RUSADA's failure to meet WADA deadline to hand over data from anti-doping lab down to logistics, says Kremlin

Agence France-Presse
The judgment casts doubt on how North Korea's athletes are tested for doping as the International Olympic Committee explores options to field combined Korean teams at the 2020 Tokyo Olympics

Moscow: The Kremlin on Wednesday said Moscow's failure to meet the World Anti-Doping Agency (WADA) deadline last week to hand over data from its anti-doping laboratory could be explained by logistical problems.

The remarks by President Vladimir Putin's spokesman Dmitry Peskov came as a WADA team was scheduled to visit Russia to obtain test data from the drug-tainted Moscow lab.

WADA will consider next steps at a 14-15 January meeting of its compliance committee.

Peskov told journalists that the data had been ready to be passed to the experts when they last came to Moscow in December but they left empty-handed after Russia raised issues with the certification of WADA equipment under Russian law.

"There were certain working disagreements tied to the nature of the how and on what (data) carriers this is handed over. In essence, these were issues of logistics rather than substance," Peskov said.

"As far as we know... there is an understanding now with WADA representatives regarding how the work will be carried out in the future," he added, without elaborating.

WADA confirmed that the inspectors would start their work on Thursday.

"The team has arrived in Moscow and they are counting on starting their work tomorrow (Thursday)," said a spokesman.

WADA said in a statement on 7 January that the issue of equipment during the last visit "has since been resolved by the Russian authorities".

In September, WADA conditionally lifted a ban on the Russian Anti-Doping Agency (RUSADA), after it was suspended for a state-sponsored doping operation.

This paved the way for Russian athletes to return to competition across all sports. But one of the conditions was data access by the end of 2018.

WADA's leadership has been strongly criticised over its decision to lift Russia's suspension before obtaining access to the Moscow lab information.

The IAAF, world governing body for athletics, said it would maintain Russia's ban. Russian athletics teams were barred from the 2016 Rio Olympics and 2017 World Championships in London.

Also See: WADA Athletes Committee calls for fresh sanctions on Russia after it misses deadline to provide data from Moscow laboratory

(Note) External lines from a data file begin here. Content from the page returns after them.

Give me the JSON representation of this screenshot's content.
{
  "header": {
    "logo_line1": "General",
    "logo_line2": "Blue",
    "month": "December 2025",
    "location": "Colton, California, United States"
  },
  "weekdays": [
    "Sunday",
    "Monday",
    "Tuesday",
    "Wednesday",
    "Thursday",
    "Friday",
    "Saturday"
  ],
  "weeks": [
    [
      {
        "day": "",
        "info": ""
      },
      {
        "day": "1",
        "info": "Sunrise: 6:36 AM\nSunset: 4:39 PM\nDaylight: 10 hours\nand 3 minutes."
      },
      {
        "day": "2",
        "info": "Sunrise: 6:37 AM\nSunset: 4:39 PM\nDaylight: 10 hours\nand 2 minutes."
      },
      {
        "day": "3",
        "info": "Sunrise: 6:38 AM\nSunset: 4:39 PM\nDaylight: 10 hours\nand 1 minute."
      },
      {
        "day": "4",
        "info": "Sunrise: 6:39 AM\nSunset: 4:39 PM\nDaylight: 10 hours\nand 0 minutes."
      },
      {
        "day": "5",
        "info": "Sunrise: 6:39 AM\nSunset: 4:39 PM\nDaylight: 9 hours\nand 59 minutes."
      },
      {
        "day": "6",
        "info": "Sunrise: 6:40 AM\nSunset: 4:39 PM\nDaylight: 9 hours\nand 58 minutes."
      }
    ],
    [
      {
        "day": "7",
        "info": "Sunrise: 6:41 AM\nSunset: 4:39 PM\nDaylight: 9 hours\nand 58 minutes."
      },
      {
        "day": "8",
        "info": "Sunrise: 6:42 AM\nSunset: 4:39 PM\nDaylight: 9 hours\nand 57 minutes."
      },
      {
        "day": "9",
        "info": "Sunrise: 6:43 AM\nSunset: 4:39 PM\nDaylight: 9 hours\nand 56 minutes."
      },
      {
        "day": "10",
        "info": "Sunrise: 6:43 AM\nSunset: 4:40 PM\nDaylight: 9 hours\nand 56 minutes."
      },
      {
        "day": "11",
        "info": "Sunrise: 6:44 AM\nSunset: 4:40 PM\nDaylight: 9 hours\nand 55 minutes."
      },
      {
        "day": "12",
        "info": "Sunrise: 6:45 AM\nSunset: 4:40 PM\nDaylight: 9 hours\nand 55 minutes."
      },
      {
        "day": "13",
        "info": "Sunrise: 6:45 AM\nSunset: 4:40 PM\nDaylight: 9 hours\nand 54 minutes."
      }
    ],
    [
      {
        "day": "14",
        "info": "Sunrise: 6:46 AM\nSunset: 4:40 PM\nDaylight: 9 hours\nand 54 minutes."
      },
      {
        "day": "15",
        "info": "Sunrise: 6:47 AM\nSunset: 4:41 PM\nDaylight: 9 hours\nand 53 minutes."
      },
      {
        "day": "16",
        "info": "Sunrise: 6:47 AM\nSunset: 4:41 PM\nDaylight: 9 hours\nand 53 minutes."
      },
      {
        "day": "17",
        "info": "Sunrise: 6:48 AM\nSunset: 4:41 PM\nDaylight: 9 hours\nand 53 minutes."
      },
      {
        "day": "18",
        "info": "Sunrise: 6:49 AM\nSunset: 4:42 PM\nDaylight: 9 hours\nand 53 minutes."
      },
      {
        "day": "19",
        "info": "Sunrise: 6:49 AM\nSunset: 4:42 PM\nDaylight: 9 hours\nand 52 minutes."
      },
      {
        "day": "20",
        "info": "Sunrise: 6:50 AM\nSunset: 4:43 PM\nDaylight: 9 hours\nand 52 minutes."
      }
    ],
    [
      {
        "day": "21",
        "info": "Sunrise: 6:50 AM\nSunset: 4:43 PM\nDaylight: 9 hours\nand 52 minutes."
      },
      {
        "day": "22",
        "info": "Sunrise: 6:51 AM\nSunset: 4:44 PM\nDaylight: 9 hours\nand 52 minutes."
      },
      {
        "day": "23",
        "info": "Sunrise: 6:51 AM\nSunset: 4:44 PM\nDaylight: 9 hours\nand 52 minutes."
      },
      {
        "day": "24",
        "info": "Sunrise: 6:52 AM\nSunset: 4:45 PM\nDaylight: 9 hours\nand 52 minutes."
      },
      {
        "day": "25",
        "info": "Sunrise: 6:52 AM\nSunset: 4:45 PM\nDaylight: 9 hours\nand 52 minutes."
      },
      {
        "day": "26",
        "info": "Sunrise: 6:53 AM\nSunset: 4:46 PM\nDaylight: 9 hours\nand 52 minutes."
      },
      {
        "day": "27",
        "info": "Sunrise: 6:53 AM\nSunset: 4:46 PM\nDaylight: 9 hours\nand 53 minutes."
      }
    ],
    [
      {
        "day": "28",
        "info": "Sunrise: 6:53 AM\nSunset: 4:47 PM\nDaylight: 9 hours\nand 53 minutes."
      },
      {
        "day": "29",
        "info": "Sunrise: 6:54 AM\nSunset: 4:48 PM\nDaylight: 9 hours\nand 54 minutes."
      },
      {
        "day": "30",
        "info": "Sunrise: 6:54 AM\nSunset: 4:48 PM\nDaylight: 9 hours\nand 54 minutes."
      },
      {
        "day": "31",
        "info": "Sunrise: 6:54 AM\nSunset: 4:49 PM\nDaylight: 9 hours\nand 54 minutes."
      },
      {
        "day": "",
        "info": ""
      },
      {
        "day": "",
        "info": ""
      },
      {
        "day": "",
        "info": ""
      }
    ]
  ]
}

Russian Anti-Doping Agency chief Yury Ganus asks President Vladimir Putin to give WADA access to Moscow laboratory

Former WADA president Dick Pound blasts critics of anti-doping agency for acting like a 'lynch mob'

Read more on Sports by Firstpost.